Amy, and the ongoing story about Miss Universe, that is something that has just dominated the news for the last number of days. Are we watching — and then some polls have come out showing some damage to him in some states.
Is this the kind of thing that is — if the taxes aren't going to resonate, what about this?
AMY WALTER: Well, throughout this campaign, what we have seen is, wherever the focus is, wherever the spotlight is, that hurts that candidate.
And so, a couple of weeks ago, it was about Hillary Clinton, and it was about the pneumonia and the video and the FBI and the e-mails, and you saw her numbers sink.
Now we have had a very bad couple of weeks for Donald Trump. His numbers start to get a hit. And the question, of course, is, how long will this continue? And, more importantly, how long does Donald Trump help it continue?
He's done a masterful job throughout this campaign of taking a one- or a two-day bad story and turning it into a weeklong terrible story.
JUDY WOODRUFF: But can you draw a line, Tamara, from all this focus on this and how he's doing?
TAMARA KEITH: Yes, well, I think that you can clearly say that the Alicia Machado story, the Miss Universe story, and the story about "The Apprentice" and the possible sexual harassment on the set, that is already feeding into a narrative that has existed for a long time, that the things that he said on "The Howard Stern Show" — Donald Trump is not performing well with women.
He is not performing well with college-educated Republican women even, is not performing as well as he should be. So, I think that we can't say that it hasn't had an effect. It seems like there is an effect. It's just sort of baked in.
JUDY WOODRUFF: You're saying it just feeds the narrative that's already out there.
TAMARA KEITH: Yes.
JUDY WOODRUFF: Just quickly, Hillary Clinton has her own worries, Amy, and the polls continue to show difficult getting younger voters excited, wanting to vote.
I was just in Georgia this weekend talking to a number of young voters who just say they're not going to vote, even among African-Americans.
AMY WALTER: Yes.

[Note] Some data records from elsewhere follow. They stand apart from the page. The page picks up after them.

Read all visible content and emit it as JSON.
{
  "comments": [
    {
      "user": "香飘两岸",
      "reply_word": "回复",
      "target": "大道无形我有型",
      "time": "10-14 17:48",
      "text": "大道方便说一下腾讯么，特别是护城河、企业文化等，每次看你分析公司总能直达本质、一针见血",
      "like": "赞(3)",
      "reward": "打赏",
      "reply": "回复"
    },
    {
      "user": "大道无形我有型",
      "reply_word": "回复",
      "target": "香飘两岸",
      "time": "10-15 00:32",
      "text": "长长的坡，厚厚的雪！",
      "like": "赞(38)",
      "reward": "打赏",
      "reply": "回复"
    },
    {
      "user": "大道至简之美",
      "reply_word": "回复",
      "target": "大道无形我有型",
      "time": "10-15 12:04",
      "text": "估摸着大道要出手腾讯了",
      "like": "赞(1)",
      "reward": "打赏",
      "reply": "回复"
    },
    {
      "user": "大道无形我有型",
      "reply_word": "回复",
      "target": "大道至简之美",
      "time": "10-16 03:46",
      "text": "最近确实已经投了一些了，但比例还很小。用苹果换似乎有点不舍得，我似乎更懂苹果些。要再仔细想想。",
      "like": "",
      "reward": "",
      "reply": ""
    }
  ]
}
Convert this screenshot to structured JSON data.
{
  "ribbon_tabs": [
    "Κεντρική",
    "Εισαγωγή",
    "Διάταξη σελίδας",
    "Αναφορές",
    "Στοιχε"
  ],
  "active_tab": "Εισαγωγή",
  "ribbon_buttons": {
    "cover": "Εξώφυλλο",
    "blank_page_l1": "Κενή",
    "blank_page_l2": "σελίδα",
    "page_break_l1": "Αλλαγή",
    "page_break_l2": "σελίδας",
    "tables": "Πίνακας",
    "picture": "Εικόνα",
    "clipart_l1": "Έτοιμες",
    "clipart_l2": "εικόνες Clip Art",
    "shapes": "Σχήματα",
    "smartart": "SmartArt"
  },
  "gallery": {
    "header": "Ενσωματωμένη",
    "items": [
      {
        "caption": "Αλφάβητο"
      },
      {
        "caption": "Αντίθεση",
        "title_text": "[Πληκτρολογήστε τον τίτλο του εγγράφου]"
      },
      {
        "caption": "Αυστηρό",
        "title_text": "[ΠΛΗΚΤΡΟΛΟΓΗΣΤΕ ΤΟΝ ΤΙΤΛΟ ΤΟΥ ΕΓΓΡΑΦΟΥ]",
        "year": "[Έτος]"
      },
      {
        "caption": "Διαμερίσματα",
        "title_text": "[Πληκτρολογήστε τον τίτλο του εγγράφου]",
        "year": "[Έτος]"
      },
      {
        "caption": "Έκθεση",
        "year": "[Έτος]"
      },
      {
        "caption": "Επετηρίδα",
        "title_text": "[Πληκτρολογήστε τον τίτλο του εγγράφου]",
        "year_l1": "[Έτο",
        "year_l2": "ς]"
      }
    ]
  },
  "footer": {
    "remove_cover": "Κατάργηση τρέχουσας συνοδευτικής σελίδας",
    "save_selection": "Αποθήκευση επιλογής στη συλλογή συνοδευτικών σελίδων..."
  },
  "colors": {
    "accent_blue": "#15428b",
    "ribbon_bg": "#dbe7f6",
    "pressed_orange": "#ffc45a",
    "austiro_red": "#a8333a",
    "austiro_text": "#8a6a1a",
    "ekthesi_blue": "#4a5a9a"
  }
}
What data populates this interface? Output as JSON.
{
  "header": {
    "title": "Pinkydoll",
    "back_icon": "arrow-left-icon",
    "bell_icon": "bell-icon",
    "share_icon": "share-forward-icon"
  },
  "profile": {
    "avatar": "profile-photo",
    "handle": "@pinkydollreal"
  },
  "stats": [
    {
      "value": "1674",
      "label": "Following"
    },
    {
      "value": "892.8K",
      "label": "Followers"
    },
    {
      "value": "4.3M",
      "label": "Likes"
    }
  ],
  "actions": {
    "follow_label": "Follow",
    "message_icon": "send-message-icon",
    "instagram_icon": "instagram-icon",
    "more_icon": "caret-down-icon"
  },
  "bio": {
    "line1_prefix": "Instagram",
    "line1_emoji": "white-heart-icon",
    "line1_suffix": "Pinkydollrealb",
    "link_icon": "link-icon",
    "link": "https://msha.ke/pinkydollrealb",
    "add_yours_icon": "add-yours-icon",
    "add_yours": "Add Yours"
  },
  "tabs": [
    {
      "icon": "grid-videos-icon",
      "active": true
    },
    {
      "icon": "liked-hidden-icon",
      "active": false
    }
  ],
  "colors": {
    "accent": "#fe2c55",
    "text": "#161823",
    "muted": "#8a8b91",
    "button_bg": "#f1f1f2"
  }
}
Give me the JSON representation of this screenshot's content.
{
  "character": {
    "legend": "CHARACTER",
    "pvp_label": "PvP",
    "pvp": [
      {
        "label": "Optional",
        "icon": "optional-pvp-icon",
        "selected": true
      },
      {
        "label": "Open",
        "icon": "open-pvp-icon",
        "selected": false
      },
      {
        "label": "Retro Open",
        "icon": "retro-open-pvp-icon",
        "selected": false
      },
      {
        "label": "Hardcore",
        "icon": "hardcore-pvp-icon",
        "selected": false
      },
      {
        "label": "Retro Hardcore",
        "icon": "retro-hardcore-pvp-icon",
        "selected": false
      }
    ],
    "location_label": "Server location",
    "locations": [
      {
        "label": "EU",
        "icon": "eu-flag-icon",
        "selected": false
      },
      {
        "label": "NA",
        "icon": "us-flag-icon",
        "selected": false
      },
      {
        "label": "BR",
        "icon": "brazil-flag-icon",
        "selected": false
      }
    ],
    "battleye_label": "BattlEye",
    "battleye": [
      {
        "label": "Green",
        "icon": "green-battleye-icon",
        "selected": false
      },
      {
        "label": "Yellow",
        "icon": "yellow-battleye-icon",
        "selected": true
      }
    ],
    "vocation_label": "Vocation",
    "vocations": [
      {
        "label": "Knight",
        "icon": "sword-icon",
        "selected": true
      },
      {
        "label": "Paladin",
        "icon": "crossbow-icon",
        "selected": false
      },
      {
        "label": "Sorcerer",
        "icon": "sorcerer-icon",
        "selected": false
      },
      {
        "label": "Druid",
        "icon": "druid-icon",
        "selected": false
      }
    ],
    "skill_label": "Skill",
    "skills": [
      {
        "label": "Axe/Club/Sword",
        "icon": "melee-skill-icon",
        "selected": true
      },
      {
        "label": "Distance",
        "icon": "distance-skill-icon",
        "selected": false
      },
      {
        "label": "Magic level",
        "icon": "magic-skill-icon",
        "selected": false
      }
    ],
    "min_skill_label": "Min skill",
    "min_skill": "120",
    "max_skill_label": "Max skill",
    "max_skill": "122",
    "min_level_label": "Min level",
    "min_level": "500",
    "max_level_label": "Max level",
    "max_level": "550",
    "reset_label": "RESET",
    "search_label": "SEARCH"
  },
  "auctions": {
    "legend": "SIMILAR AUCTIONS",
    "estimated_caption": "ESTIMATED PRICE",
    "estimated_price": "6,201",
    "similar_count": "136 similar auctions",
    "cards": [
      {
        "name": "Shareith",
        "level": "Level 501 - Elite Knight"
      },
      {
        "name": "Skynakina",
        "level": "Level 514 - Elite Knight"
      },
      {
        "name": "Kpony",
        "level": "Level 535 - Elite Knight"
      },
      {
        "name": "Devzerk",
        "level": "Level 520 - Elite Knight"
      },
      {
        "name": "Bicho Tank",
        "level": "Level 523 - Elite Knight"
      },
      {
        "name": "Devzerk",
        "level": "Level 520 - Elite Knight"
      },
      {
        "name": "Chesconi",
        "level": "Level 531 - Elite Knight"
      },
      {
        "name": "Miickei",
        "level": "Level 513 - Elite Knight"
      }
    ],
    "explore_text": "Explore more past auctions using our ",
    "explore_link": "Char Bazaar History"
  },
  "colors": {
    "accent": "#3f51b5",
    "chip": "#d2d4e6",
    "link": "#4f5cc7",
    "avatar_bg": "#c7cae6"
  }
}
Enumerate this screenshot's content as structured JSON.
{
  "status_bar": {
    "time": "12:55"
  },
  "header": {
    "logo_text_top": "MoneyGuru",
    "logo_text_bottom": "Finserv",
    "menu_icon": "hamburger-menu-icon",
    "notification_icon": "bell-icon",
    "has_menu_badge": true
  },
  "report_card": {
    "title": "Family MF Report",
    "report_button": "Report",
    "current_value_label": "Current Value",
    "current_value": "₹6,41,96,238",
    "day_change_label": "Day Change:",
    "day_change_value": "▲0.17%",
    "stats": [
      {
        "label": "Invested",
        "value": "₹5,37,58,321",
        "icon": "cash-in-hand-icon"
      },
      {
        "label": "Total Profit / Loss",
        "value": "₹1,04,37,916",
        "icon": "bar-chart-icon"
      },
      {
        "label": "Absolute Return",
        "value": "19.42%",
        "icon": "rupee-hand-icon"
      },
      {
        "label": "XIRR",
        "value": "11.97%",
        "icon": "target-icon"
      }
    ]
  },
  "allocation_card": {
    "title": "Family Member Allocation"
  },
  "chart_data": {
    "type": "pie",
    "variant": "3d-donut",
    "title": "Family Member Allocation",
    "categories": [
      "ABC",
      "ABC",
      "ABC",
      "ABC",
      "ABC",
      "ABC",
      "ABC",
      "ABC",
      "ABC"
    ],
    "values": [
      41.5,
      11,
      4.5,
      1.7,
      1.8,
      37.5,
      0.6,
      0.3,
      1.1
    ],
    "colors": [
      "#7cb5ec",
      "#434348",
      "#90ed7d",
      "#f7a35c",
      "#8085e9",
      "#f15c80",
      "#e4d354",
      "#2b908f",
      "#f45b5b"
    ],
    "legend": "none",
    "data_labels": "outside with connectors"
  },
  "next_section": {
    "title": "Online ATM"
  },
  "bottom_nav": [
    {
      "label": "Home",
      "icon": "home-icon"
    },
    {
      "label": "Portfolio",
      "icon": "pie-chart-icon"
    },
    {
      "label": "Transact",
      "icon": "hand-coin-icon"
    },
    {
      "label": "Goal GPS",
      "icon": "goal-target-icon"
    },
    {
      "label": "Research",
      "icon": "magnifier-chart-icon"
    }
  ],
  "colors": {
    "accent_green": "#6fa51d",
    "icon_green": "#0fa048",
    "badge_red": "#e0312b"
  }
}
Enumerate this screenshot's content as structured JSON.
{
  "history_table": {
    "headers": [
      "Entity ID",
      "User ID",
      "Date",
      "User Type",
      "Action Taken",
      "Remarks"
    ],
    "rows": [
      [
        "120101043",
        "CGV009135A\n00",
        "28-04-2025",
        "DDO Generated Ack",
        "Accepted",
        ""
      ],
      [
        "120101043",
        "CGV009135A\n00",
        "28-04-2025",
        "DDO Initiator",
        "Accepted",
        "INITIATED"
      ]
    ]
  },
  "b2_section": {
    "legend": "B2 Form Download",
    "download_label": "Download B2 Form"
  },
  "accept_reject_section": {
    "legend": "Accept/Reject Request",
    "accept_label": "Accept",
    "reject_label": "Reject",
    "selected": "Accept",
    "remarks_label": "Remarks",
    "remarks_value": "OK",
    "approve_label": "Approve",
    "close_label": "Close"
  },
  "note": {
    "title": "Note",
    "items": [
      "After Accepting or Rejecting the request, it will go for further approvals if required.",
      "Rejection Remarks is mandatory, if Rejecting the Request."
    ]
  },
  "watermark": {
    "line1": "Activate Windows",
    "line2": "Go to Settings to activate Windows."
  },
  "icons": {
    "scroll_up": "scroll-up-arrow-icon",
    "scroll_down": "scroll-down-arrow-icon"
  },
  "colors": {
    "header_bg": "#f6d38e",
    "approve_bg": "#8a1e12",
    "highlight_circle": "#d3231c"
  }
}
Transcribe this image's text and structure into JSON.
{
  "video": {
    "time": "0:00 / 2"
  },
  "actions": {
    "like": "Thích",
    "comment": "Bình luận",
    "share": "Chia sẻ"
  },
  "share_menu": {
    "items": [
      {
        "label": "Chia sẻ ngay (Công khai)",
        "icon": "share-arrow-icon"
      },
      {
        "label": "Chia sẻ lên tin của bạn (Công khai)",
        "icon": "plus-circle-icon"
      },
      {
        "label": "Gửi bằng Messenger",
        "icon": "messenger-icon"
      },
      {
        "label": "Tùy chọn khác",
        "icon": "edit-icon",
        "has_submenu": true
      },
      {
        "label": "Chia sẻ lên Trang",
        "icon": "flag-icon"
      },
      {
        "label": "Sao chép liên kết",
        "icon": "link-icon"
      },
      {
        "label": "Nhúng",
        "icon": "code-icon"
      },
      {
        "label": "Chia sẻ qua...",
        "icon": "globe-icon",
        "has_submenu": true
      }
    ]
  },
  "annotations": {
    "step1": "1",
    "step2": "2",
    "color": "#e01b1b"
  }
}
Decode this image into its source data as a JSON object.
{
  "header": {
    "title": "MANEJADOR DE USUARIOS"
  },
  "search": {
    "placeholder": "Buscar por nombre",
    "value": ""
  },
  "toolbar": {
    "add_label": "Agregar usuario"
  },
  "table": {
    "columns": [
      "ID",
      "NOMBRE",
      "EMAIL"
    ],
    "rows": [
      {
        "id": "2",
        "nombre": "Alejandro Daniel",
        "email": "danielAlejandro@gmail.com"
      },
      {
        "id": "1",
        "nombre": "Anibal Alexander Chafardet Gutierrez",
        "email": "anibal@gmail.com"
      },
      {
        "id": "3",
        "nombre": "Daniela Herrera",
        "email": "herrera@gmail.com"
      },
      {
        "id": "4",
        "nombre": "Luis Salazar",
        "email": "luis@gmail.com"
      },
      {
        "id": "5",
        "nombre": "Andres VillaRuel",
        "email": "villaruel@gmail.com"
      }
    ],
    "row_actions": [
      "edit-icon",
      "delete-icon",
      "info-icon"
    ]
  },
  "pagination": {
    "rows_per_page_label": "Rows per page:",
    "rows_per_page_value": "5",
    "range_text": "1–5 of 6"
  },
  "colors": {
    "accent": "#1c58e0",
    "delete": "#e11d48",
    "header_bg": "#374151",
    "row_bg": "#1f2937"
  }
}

I think Hillary Clinton's biggest challenge is the fact that she's an emblem of the status quo at a time when people dislike the status quo more than anything. And I think her biggest challenge with younger voters isn't that she's not liberal enough, but it's that she's saying the system will be able to solve your problems, when the very people she's trying to appeal to say the system is rigged and broken.
JUDY WOODRUFF: And just quickly, Tam, her campaign's aware of this?
TAMARA KEITH: Obviously, they're aware of it. They have been doing a lot of events that are targeted at millennials. Her message is targeted at millennials.
On Friday, no one noticed because Donald Trump tweeted a lot the night before in the middle of the night. But she did a big rollout related to national service, which is targeted at the very hopes of millennials to give back to their country.
JUDY WOODRUFF: All right, we are going to leave it there, a whole lot going on, six weeks to go.
Tamara Keith, Amy Walter, thank you both.
AMY WALTER: You're welcome.
TAMARA KEITH: You're welcome.